“Well, those are the bits that will slow the business down post-COVID. Because the world’s going to get faster, and commerce is going to get faster, expectations and reporting are going to get more aggressive. If you’ve got a slow wheel inside your organisation, the organisation will only go as fast as it does.
“With some CFOs, 60 or 70 per cent of their team are just running the same report on a monthly or quarterly basis. They’re manually turning the handle on it. I talk to insurers that have 600 people in their finance department, I mean, this is a huge issue.”
Interestingly, being forced to adopt distance working has given them an excuse to change that.
“If they’re all remote, and Phyllis can’t walk down to Bill to go through that manual process, the opportunity to really automate that is now, so that a) you’ve got control of the numbers, but, more importantly, b) you’ve the automation in place for the future. That allows the CFO to spend all of their time on strategic foresight without worrying ‘can I manually close the books this month?’.”
So, as the man with all the tools to help predict the unpredictable, what, in Suddards’ opinion, should CFOs be focussing on right now?
“They are the guardians of reporting, and they need that to be absolutely rock solid, to make sure they can make some bigger strategic decisions, but with less risk attached to them. I think a CFO will want to look at all of the costs that are going to be expended over this year, and probably most of next year as well, and work out how much of it is absolutely needed and how much of it is discretionary. Then, ask themselves what are the five to 10 things that are going to drive the business forward and sustain it, not for the next six months, but from January 2021 and even 2022?
“You have a period of time, at the moment, where, in my view, every dollar of investment you make now is probably going to pay back two or three when the market returns, so make sure those investments are really carefully thought through. If you’re doing something that’s not going to be more than 20 or 30 per cent of your business in three years’ time, you shouldn’t be doing it.
“If I think about my market, for instance, I know that, over time, the partner model is going to really drive our success, so we’re doubling down on how we do partnerships, on our learning and development to work out how we make sure those channels open, we’re doubling down on the markets we think will recover fastest.
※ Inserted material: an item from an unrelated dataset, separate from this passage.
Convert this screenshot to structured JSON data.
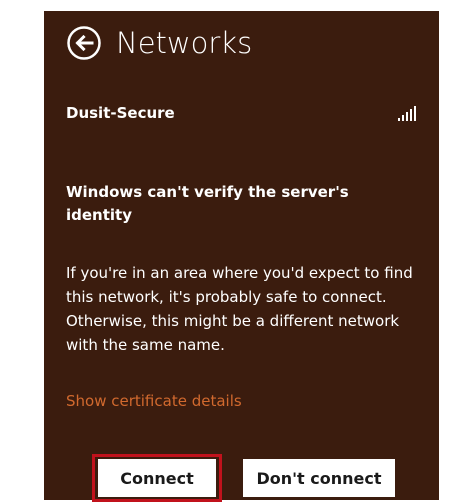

“So, I think it’s about those manual processes; the M&As that you’ve built up over time but never really integrated; it’s the transformation of some of those systems where you felt you’d get another three or four years out of them if you just sweated them, and nothing happened. Those are the things you need to focus on. You’re not going to go and tackle your core banking system or replace your main policy system. Those things are just too long, too fraught with danger, too much risk, and the capital outlay is too high. But there’s a whole set of microservices that you can really address.
“If you’re currently half-baked on a transformation programme, there is a point where, of course, you could say
‘you know what, we’re just not gonna do that?” But what we’re seeing is that those that have really started that data and analytics transformation journey are doubling down on it, rather than pausing, because they’re realising that this probably won’t be the last time we’re in this situation. More importantly, they can be a winner out of this, rather than just survive it.”
The Aptitude website features a movie short called CFO Hero. Set in the near future, it stars an executive armed with intelligent data and an automated forecasting suite that gives her the upper hand in a menacingly tense City of London.
If you’re a CFO inclined to heed Suddards’ advice, that hero could be you.